PARIS — Economic growth in the eurozone sputtered to a halt in the second quarter, official data showed Thursday, as Germany contracted and France stagnated again.
The gross domestic product of the 18 nations that share the euro did not expand at all from the first quarter of this year, when it grew 0.2 percent, according to Eurostat, the European Union’s statistics agency in Luxembourg.
The latest quarterly figure equates to a barely perceptible 0.2 percent annual rate, Eurostat said, compared with the 0.8 percent annualized rate from the first quarter.
The economy of the 28-nation EU as a whole grew just 0.2 percent from the first quarter, for an annual pace of 0.7 percent, Eurostat said.
The figures fall far short of what the eurozone needs to lift more than 18 million people out of unemployment and to stop the slide of consumer prices into outright deflation. The data also indicated that Europe was beginning to falter even before uncertainty among businesses intensified amid the latest round of tit-for-tat sanctions with Russia over Ukraine.
Lena Komileva, chief economist at G Plus Economics in London, said the figures showed there was a “real risk” that the eurozone was headed back into recession, and they added to pressure on the European Central Bank to adopt stronger monetary stimulus.
“Not only does this render the ECB’s anemic growth forecast of 1 percent for 2014 unrealistic,” she added, “but it is hard to see just what will keep the recovery growing.”
The eurozone’s performance bodes poorly for the already shaky global economic outlook. It comes a day after Japan reported that its GDP shrank 6.8 percent in the second quarter at an annual rate and after the United States reported a rebound to 4 percent annualized growth following a dismal start to the year.
There were some signs for optimism, as economic growth picked up in several so-called peripheral eurozone members. Spain grew 0.6 percent on a quarterly basis, accelerating from 0.4 percent at the start of the year. Portugal returned to growth after contracting in the first quarter, and Cyprus and Greece moved closer to breaking even, suggesting their steep declines may be ending.
GDP in Germany, which contributes more than a quarter of the output of the 18-nation currency bloc, shrank by 0.2 percent from the first quarter, reversing a relatively healthy 0.7 percent quarterly rate in the first three months of 2014, according to Destatis, the national statistics agency.
The French economy showed no overall growth. Insee, the French national statistics agency, reported that business investment and exports declined, negating the effects of a small improvement in household spending.
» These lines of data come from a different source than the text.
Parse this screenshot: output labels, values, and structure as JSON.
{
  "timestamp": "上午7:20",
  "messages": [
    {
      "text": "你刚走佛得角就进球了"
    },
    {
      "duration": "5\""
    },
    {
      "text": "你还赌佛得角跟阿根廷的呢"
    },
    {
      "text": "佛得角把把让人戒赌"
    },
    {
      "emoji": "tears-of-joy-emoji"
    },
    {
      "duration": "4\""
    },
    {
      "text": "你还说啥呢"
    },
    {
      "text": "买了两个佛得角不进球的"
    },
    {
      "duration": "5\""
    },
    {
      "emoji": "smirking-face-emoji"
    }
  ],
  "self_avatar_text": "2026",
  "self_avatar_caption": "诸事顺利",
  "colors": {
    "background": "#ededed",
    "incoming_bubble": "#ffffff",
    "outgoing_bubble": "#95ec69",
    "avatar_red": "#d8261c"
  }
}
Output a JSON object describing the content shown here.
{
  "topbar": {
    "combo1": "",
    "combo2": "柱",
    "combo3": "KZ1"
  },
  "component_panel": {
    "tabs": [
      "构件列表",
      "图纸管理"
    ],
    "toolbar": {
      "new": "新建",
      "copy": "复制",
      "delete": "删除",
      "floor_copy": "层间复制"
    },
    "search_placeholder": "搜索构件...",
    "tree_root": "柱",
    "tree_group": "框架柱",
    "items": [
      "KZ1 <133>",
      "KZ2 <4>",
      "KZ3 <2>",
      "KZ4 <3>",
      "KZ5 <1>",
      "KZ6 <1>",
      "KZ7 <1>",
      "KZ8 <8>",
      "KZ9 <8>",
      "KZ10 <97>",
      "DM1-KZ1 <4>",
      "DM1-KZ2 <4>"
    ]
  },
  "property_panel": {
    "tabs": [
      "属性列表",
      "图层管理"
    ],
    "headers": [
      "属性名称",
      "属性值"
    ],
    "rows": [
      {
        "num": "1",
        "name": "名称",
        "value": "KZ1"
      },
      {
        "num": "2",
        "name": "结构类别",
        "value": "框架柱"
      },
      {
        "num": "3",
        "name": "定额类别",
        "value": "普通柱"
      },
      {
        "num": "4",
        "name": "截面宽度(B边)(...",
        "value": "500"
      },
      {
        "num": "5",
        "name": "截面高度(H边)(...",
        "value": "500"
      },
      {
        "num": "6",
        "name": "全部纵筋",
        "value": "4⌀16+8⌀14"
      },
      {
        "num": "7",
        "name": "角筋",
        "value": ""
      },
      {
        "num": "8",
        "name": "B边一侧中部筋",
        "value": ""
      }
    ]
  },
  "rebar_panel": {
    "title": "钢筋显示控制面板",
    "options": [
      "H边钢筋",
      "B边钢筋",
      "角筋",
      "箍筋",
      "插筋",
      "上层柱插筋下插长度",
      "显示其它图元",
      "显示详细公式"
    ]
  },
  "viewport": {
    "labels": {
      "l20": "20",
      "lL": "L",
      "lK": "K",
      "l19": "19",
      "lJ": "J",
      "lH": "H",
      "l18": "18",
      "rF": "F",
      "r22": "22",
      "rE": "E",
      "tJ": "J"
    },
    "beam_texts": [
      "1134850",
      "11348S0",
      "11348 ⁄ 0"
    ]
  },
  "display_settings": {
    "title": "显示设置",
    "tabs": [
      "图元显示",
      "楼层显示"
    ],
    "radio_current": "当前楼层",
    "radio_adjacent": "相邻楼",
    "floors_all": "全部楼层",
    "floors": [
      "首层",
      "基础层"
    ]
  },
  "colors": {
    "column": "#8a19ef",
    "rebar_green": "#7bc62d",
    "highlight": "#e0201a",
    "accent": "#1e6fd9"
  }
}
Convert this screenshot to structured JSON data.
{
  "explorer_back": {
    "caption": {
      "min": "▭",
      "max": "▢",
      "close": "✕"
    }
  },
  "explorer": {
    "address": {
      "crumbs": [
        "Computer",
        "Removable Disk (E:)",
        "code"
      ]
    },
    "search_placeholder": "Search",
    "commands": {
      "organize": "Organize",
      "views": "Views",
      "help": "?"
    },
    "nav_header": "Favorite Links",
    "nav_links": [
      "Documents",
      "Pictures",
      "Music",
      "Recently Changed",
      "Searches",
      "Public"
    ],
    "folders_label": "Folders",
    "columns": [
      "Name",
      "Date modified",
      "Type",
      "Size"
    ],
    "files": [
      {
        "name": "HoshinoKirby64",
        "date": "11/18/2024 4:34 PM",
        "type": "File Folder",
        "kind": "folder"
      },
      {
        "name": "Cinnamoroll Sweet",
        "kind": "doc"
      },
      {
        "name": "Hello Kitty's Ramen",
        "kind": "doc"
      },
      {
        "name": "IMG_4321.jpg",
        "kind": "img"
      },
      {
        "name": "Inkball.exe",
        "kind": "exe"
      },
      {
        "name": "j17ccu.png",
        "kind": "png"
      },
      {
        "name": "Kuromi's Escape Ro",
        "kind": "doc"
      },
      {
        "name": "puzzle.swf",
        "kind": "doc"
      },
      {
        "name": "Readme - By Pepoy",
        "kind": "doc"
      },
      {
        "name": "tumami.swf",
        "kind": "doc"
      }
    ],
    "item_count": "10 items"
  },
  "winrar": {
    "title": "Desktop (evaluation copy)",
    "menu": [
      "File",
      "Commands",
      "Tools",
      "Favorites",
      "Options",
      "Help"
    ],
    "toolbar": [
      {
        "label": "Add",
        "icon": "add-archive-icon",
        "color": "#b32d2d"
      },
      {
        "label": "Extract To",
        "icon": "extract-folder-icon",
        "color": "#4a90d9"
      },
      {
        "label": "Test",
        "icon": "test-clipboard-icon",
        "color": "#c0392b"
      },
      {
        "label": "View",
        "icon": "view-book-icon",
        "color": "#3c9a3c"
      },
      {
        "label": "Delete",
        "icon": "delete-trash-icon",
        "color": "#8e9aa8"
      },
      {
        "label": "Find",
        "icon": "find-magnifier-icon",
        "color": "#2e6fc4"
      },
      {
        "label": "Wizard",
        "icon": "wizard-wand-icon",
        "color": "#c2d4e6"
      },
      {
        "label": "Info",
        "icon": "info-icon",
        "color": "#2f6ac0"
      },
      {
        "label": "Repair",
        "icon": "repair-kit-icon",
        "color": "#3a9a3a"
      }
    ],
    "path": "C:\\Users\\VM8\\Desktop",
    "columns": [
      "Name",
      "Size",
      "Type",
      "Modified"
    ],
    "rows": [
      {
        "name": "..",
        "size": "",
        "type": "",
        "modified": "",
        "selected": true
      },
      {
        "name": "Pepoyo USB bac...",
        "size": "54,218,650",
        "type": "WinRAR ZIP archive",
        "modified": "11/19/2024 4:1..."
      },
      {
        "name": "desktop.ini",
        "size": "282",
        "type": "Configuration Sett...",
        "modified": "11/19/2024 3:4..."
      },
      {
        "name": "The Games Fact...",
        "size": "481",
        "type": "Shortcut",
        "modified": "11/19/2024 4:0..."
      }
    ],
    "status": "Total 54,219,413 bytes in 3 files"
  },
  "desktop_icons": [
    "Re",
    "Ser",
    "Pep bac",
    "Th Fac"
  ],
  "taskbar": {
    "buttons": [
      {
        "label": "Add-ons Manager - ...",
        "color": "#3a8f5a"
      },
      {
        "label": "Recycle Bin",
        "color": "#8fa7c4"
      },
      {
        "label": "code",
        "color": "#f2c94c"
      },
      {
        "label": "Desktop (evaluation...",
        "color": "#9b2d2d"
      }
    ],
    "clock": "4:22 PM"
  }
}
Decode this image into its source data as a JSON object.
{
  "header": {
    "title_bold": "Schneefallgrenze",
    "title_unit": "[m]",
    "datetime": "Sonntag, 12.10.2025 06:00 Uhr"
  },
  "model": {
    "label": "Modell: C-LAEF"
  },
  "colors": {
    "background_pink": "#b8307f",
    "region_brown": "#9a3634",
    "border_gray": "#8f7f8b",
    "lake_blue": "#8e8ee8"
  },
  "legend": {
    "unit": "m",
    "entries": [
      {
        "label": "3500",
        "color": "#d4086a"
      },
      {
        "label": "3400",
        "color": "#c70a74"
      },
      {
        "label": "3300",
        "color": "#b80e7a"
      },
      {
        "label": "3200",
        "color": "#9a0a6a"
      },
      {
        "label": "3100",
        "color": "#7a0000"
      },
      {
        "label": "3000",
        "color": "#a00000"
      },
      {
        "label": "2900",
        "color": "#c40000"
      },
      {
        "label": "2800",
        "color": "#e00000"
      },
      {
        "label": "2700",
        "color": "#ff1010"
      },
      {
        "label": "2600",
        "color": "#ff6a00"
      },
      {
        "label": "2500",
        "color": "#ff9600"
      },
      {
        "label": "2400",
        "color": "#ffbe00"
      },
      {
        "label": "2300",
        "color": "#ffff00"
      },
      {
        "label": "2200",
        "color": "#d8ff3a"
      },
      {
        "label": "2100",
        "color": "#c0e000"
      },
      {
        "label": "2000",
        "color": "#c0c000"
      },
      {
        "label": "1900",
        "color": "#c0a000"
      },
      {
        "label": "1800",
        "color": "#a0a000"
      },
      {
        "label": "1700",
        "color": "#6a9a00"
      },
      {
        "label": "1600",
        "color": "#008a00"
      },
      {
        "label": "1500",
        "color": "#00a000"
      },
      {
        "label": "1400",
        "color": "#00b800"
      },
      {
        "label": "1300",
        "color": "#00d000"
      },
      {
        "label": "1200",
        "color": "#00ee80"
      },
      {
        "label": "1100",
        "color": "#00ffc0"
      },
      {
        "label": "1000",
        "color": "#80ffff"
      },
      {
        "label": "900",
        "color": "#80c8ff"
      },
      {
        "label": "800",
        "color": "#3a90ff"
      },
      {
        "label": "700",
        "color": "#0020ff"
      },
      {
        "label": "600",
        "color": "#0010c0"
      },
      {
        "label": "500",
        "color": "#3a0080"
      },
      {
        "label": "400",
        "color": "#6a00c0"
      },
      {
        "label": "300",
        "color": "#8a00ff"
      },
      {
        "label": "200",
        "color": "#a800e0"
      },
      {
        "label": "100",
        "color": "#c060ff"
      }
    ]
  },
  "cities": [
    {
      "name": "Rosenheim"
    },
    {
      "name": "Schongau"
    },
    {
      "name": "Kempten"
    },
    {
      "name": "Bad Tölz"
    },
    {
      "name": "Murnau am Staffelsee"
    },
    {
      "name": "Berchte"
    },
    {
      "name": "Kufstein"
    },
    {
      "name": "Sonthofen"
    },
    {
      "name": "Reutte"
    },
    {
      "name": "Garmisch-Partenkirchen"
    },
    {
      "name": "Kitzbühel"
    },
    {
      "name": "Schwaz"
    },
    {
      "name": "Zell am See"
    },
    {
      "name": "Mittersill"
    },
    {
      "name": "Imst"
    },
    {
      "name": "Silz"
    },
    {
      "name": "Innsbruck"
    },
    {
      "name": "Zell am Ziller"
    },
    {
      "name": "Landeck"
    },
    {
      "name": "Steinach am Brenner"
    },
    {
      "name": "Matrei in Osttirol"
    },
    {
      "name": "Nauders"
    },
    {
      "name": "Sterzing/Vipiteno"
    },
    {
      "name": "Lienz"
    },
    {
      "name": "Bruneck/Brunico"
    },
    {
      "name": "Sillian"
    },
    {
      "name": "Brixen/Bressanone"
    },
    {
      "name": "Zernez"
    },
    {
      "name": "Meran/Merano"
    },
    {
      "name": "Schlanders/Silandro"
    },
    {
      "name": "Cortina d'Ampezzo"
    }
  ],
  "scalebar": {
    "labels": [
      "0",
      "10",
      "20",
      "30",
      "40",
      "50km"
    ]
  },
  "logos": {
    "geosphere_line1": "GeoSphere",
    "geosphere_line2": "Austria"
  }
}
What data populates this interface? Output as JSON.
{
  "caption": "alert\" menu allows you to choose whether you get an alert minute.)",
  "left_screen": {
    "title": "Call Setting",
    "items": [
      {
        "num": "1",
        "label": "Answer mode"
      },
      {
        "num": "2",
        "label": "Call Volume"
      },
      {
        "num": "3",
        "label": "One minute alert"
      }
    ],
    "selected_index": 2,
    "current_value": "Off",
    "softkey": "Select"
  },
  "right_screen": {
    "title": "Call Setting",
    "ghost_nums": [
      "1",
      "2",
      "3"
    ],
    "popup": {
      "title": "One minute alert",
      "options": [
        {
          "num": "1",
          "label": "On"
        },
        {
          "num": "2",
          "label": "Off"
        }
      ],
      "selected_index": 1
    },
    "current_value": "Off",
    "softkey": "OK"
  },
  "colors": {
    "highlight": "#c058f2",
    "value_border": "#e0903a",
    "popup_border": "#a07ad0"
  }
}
The figures for Germany and France, respectively the largest eurozone economies, were a little worse than economists had been expecting. But financial markets took the news largely in stride; the euro was little changed at $1.3374 in Paris afternoon trading, and the Euro Stoxx 50, an index of eurozone blue chips, was up about 0.3 percent at midday. Investors sought the perceived safety of German government debt, with the yield on the 10-year bond dropping below 1 percent for the first time.
In another worrying sign, the pace of contraction for Italy, the third-largest eurozone economy, accelerated to a 0.2 percent quarterly decline, after a 0.1 percent first-quarter fall.
A separate Eurostat report on Thursday confirmed that consumer prices in July rose just 0.4 percent from a year earlier, hammering home the message that a deleterious deflationary spiral was still a threat.
The German downturn may be temporary, as economists said the latest figures were skewed by unusually fair weather in the first quarter, which bolstered construction growth to a level that was not sustained. But German businesses have warned that the EU’s economic sanctions against Russia could hurt the domestic economy.
Germany remained relatively healthy through the worst of the economic crisis across the rest of Europe, but the ZEW index of economic sentiment, released Wednesday, showed morale among analysts and investors in the country plunging.